“I saw how Bryant was growing and I wanted to make sure it grew in the right direction,” he said. “Unless you are doing something actively in the city, you can’t have an active voice in what goes on, the way I see it.”
Henley was elected as one of two Ward 3 aldermen when Larry Smart decided not to run for the position again.
“I felt like it was good time to get involved,” said Henley, who is pursuing his degree in pharmacy. “Ward 3 is the older part of town — the original part where the City Hall area is.”
Henley’s district spans from Bryant High School southeast to the new Saline County municipal airport.
“Some of the concerns that I hear in my area is the people wanting to see some improvements to Ashley Park, as well as to the new developments in Bryant,” he said. “They want to see everything being taken care of in due diligence with the taxpayers’ money. I’d like to see the city keep growing in the same direction. It’s a great bedroom community for those who live and work in Little Rock and the people want to see the taxpayers’ money used responsibly like keeping the roads in shape and the community nice.”
Reflecting on Ashley Park, Henley said, “I’d like to see it turned into a town center and get all of our government entities in one place and create a true township to give Bryant something to be proud of.”
One of the most common calls from his constituents in Ward 3 has been in regard to the increase in the city sewer bill.

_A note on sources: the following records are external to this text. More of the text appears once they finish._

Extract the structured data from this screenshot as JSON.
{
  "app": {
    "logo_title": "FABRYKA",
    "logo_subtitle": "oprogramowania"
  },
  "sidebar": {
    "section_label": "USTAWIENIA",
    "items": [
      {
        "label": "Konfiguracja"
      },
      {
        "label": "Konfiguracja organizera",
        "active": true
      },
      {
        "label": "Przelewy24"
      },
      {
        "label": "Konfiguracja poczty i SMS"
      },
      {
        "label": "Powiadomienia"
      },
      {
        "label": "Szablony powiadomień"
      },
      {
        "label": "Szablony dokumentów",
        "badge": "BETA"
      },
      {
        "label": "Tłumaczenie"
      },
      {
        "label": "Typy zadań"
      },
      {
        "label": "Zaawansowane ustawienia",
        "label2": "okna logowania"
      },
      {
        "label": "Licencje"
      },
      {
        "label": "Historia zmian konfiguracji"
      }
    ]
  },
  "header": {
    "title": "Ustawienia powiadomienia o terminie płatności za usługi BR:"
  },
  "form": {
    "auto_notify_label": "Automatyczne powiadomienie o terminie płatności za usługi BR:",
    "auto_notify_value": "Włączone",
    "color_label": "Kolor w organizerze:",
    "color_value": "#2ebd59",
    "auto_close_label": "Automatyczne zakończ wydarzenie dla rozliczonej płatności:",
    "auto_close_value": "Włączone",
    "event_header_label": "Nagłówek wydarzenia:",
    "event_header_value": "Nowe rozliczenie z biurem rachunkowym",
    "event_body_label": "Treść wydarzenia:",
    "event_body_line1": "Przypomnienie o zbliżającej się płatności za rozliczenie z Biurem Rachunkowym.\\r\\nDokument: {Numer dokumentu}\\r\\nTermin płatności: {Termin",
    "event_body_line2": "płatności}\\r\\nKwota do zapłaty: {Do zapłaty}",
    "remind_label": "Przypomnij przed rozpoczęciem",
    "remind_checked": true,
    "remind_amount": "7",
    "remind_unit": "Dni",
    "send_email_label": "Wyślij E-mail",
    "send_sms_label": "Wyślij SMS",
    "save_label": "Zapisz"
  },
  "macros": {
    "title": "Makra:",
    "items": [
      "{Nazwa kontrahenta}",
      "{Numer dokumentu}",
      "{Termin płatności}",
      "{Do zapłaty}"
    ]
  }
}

“I was hoping when we got the turnback money from the new census we could reduce taxes, but that money has already been spent on bonds for streets,” Henley said. “By state statute, you have to have water and sewer separate and cannot use revenues for water to pay for sewer. That’s why water and sewer on your bill are different and all of those years we had a water and sewer committee, we used the water revenues to pay for the sewer, then we found out that it was no longer feasible to do by law. So the sewer rates went up.”
Henley supports the fact that Bryant will be allowed water from Lake DeGray.
“CAW (Central Arkansas Water) sells us their water surplus and, if it ever comes down to a tight situation on us getting water, because we are landlocked, we can look to bring in our own water from Lake DeGray,” he said. “It might not be used for another 30 years, but it will be there.”